Even though Howard S. Becker has consistently declined to be labeled in any other way but as a sociologist, he has made numerous statements that evidence his methodological and epistemological proximity to Symbolic Interactionism. Participant observation is Becker’s research method of choice. Becker’s insistence that sociologists should interpret and confer meaning to situations, accords with some basic principles of Symbolic Interactionism. So does his recommendation to avoid generalizations that are not context-bound. On the other hand, Becker’s Symbolic Interactionism departs both from standard accounts of Symbolic Interactionism, and Stryker’s version of it, in that it makes use of notions of its own, such as social world, structures of interaction, conventions, and interpretive communities. Becker’s appreciation of Blumer, finally, is explicitly stated. It is limited, however, by some fundamental reservations that concern Blumer’s conceptual and theoretical system, and his research method.
This paper identifies two contrasting approaches to the quantitative measurement of scholarly output, emphasizing the distinction between contribution studies and productivity studies.

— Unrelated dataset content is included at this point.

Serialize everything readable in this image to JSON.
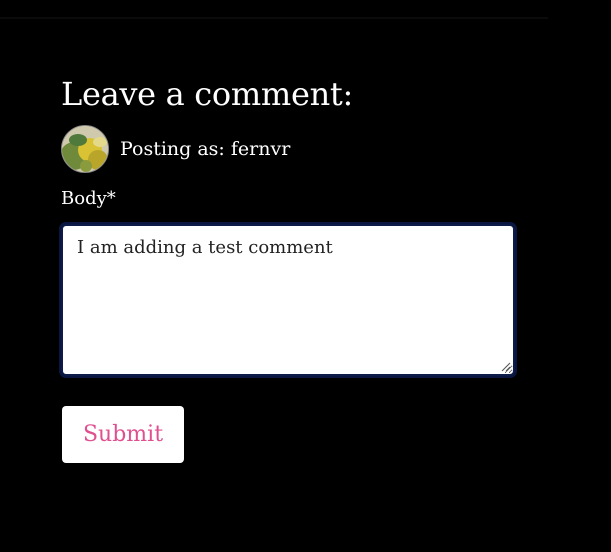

Contribution studies are those in which the investigator starts with a well-defined list of publication outlets, recording all contributions to that literature by all authors, whomever they might be. In contrast, productivity studies are those in which the investigator starts with a well-defined list of contributors, recording all their scholarly output, wherever it might have appeared. We apply this conceptual model to sociology by examining the key characteristics of 25 relevant studies published since 1970. Nine are contribution studies, twelve are productivity studies, and four are too limited in scope to fall into either category. We conclude by discussing the implications of the contribution/productivity distinction for sociology and other disciplines—in particular, the problems that may arise when contribution studies are used to evaluate scholarly productivity.